WORK ORDER: Line by line, please look for the word "JSON" in the following records, then copy each line you find it in.

Data records for software interfaces
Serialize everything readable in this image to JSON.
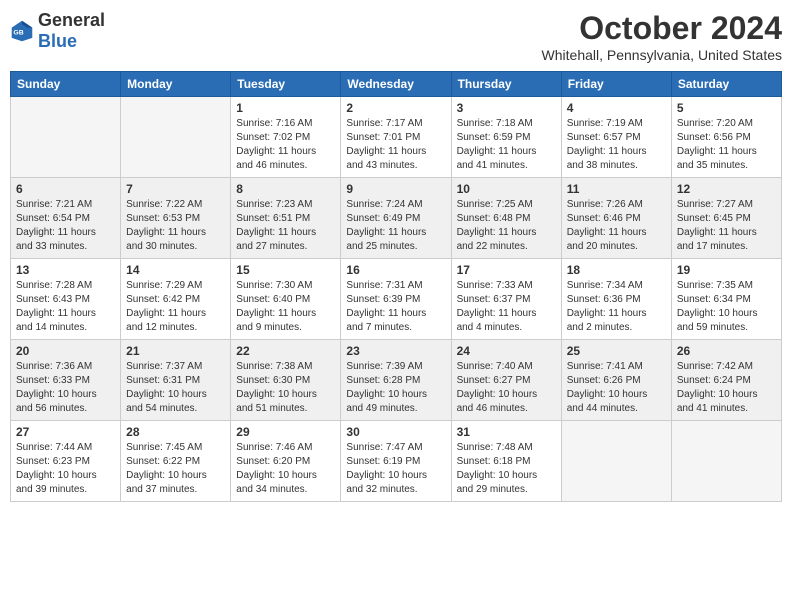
{
  "header": {
    "logo_general": "General",
    "logo_blue": "Blue",
    "month_title": "October 2024",
    "location": "Whitehall, Pennsylvania, United States"
  },
  "days_of_week": [
    "Sunday",
    "Monday",
    "Tuesday",
    "Wednesday",
    "Thursday",
    "Friday",
    "Saturday"
  ],
  "weeks": [
    [
      {
        "day": "",
        "info": ""
      },
      {
        "day": "",
        "info": ""
      },
      {
        "day": "1",
        "info": "Sunrise: 7:16 AM\nSunset: 7:02 PM\nDaylight: 11 hours and 46 minutes."
      },
      {
        "day": "2",
        "info": "Sunrise: 7:17 AM\nSunset: 7:01 PM\nDaylight: 11 hours and 43 minutes."
      },
      {
        "day": "3",
        "info": "Sunrise: 7:18 AM\nSunset: 6:59 PM\nDaylight: 11 hours and 41 minutes."
      },
      {
        "day": "4",
        "info": "Sunrise: 7:19 AM\nSunset: 6:57 PM\nDaylight: 11 hours and 38 minutes."
      },
      {
        "day": "5",
        "info": "Sunrise: 7:20 AM\nSunset: 6:56 PM\nDaylight: 11 hours and 35 minutes."
      }
    ],
    [
      {
        "day": "6",
        "info": "Sunrise: 7:21 AM\nSunset: 6:54 PM\nDaylight: 11 hours and 33 minutes."
      },
      {
        "day": "7",
        "info": "Sunrise: 7:22 AM\nSunset: 6:53 PM\nDaylight: 11 hours and 30 minutes."
      },
      {
        "day": "8",
        "info": "Sunrise: 7:23 AM\nSunset: 6:51 PM\nDaylight: 11 hours and 27 minutes."
      },
      {
        "day": "9",
        "info": "Sunrise: 7:24 AM\nSunset: 6:49 PM\nDaylight: 11 hours and 25 minutes."
      },
      {
        "day": "10",
        "info": "Sunrise: 7:25 AM\nSunset: 6:48 PM\nDaylight: 11 hours and 22 minutes."
      },
      {
        "day": "11",
        "info": "Sunrise: 7:26 AM\nSunset: 6:46 PM\nDaylight: 11 hours and 20 minutes."
      },
      {
        "day": "12",
        "info": "Sunrise: 7:27 AM\nSunset: 6:45 PM\nDaylight: 11 hours and 17 minutes."
      }
    ],
    [
      {
        "day": "13",
        "info": "Sunrise: 7:28 AM\nSunset: 6:43 PM\nDaylight: 11 hours and 14 minutes."
      },
      {
        "day": "14",
        "info": "Sunrise: 7:29 AM\nSunset: 6:42 PM\nDaylight: 11 hours and 12 minutes."
      },
      {
        "day": "15",
        "info": "Sunrise: 7:30 AM\nSunset: 6:40 PM\nDaylight: 11 hours and 9 minutes."
      },
      {
        "day": "16",
        "info": "Sunrise: 7:31 AM\nSunset: 6:39 PM\nDaylight: 11 hours and 7 minutes."
      },
      {
        "day": "17",
        "info": "Sunrise: 7:33 AM\nSunset: 6:37 PM\nDaylight: 11 hours and 4 minutes."
      },
      {
        "day": "18",
        "info": "Sunrise: 7:34 AM\nSunset: 6:36 PM\nDaylight: 11 hours and 2 minutes."
      },
      {
        "day": "19",
        "info": "Sunrise: 7:35 AM\nSunset: 6:34 PM\nDaylight: 10 hours and 59 minutes."
      }
    ],
    [
      {
        "day": "20",
        "info": "Sunrise: 7:36 AM\nSunset: 6:33 PM\nDaylight: 10 hours and 56 minutes."
      },
      {
        "day": "21",
        "info": "Sunrise: 7:37 AM\nSunset: 6:31 PM\nDaylight: 10 hours and 54 minutes."
      },
      {
        "day": "22",
        "info": "Sunrise: 7:38 AM\nSunset: 6:30 PM\nDaylight: 10 hours and 51 minutes."
      },
      {
        "day": "23",
        "info": "Sunrise: 7:39 AM\nSunset: 6:28 PM\nDaylight: 10 hours and 49 minutes."
      },
      {
        "day": "24",
        "info": "Sunrise: 7:40 AM\nSunset: 6:27 PM\nDaylight: 10 hours and 46 minutes."
      },
      {
        "day": "25",
        "info": "Sunrise: 7:41 AM\nSunset: 6:26 PM\nDaylight: 10 hours and 44 minutes."
      },
      {
        "day": "26",
        "info": "Sunrise: 7:42 AM\nSunset: 6:24 PM\nDaylight: 10 hours and 41 minutes."
      }
    ],
    [
      {
        "day": "27",
        "info": "Sunrise: 7:44 AM\nSunset: 6:23 PM\nDaylight: 10 hours and 39 minutes."
      },
      {
        "day": "28",
        "info": "Sunrise: 7:45 AM\nSunset: 6:22 PM\nDaylight: 10 hours and 37 minutes."
      },
      {
        "day": "29",
        "info": "Sunrise: 7:46 AM\nSunset: 6:20 PM\nDaylight: 10 hours and 34 minutes."
      },
      {
        "day": "30",
        "info": "Sunrise: 7:47 AM\nSunset: 6:19 PM\nDaylight: 10 hours and 32 minutes."
      },
      {
        "day": "31",
        "info": "Sunrise: 7:48 AM\nSunset: 6:18 PM\nDaylight: 10 hours and 29 minutes."
      },
      {
        "day": "",
        "info": ""
      },
      {
        "day": "",
        "info": ""
      }
    ]
  ]
}
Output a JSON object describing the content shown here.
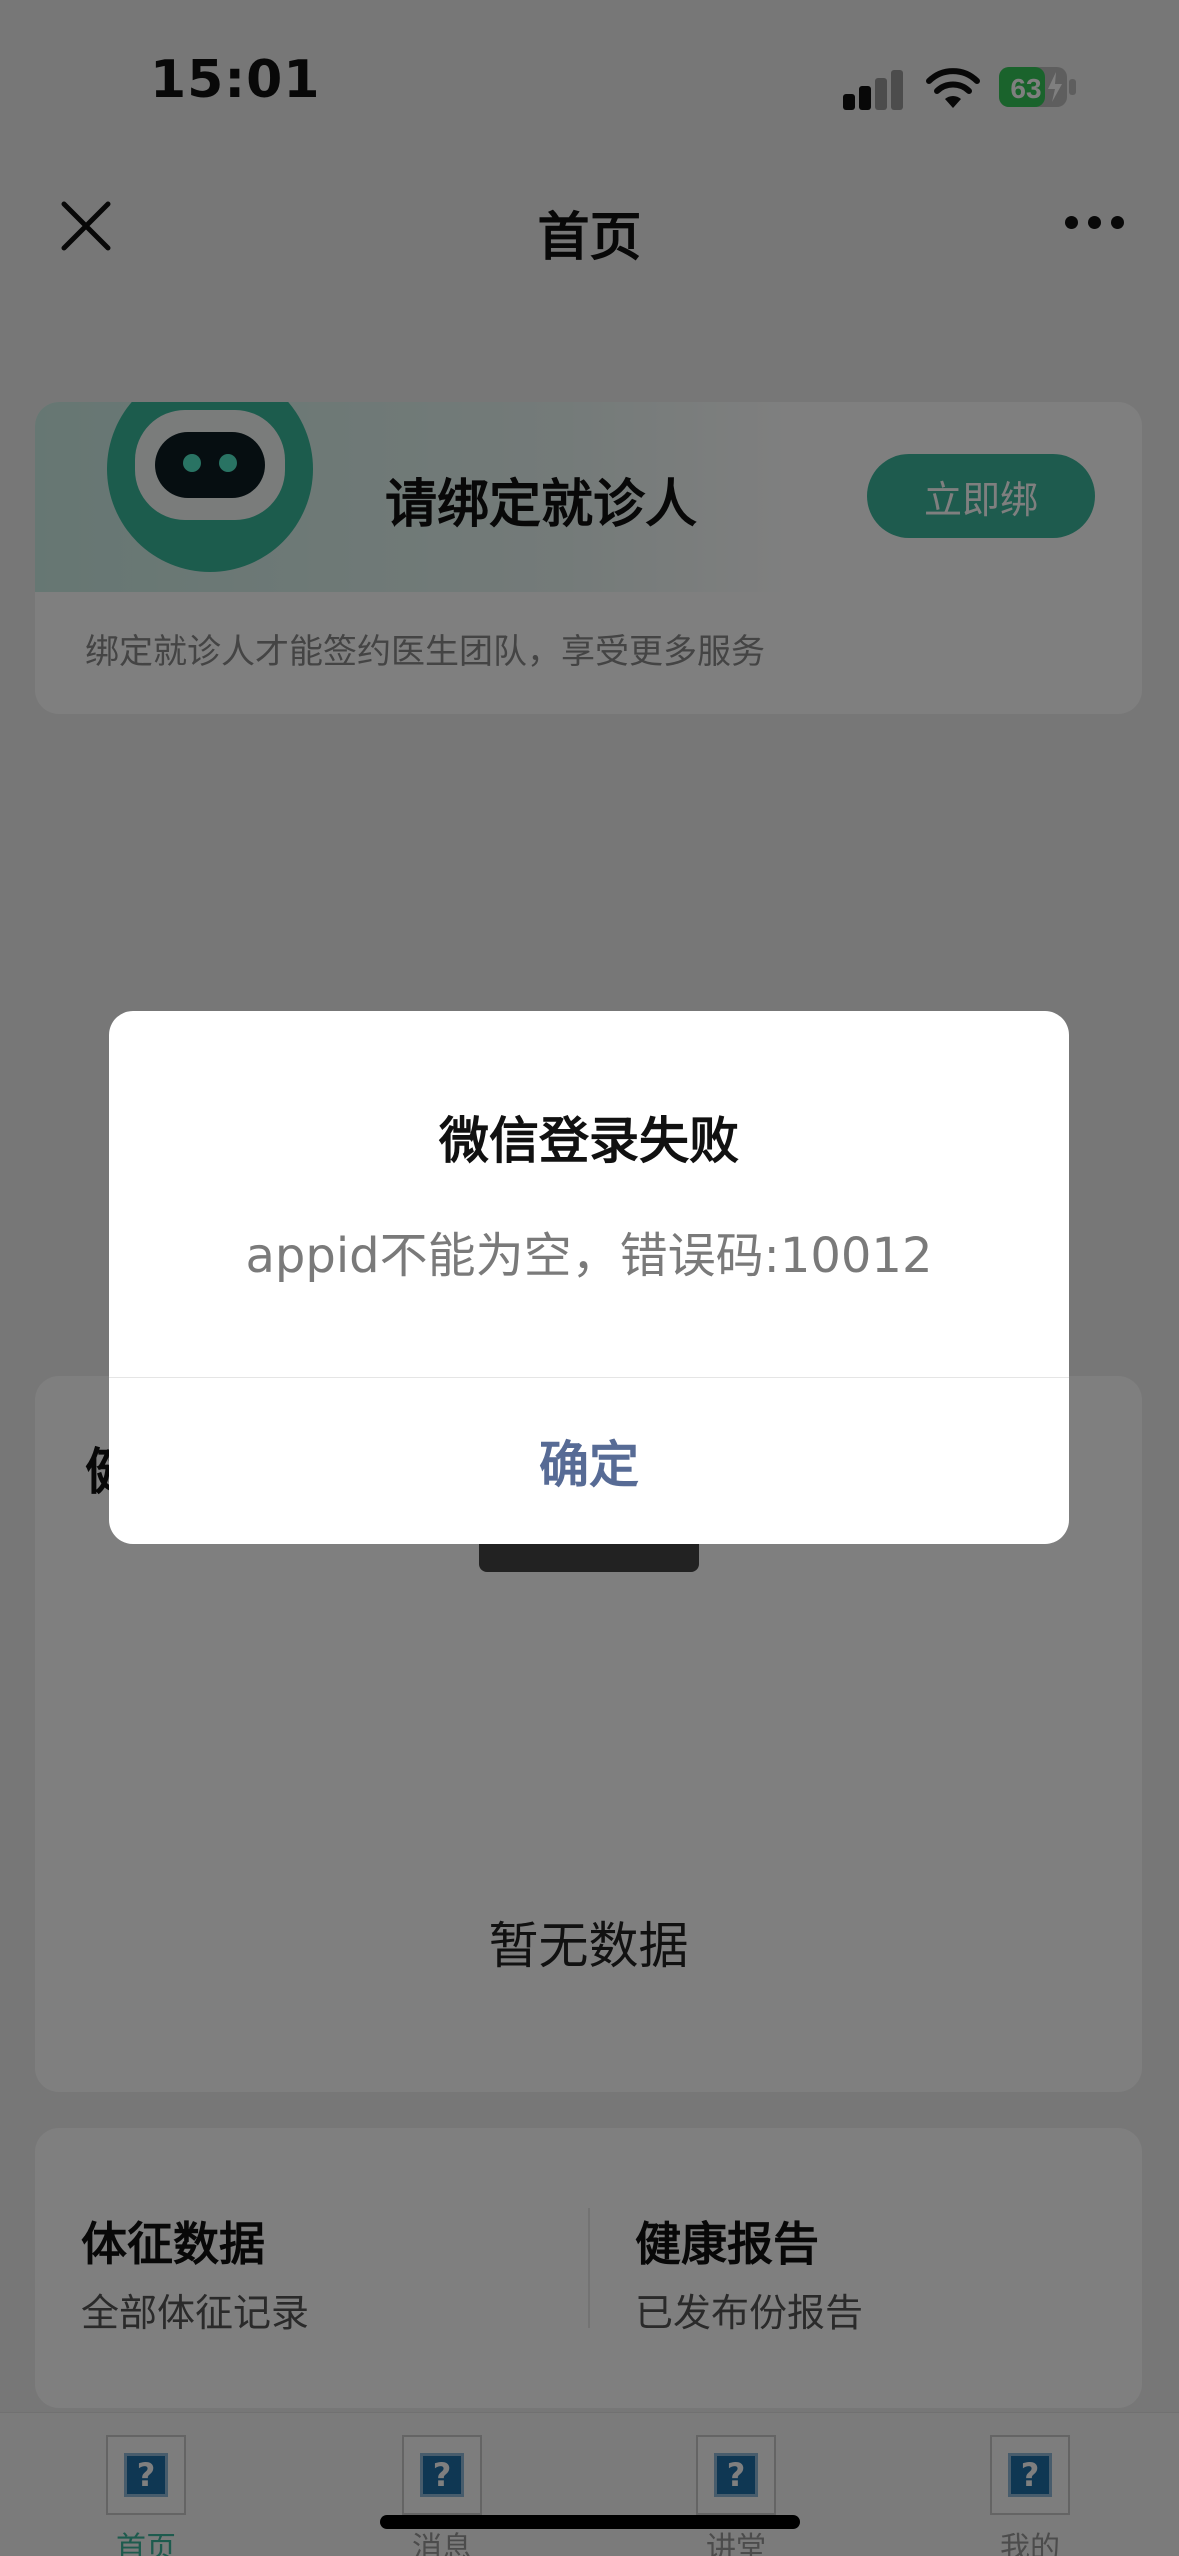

RESPONSE FOR THIS EXERCISE:
Serialize everything readable in this image to JSON.
Output a JSON object describing the content shown here.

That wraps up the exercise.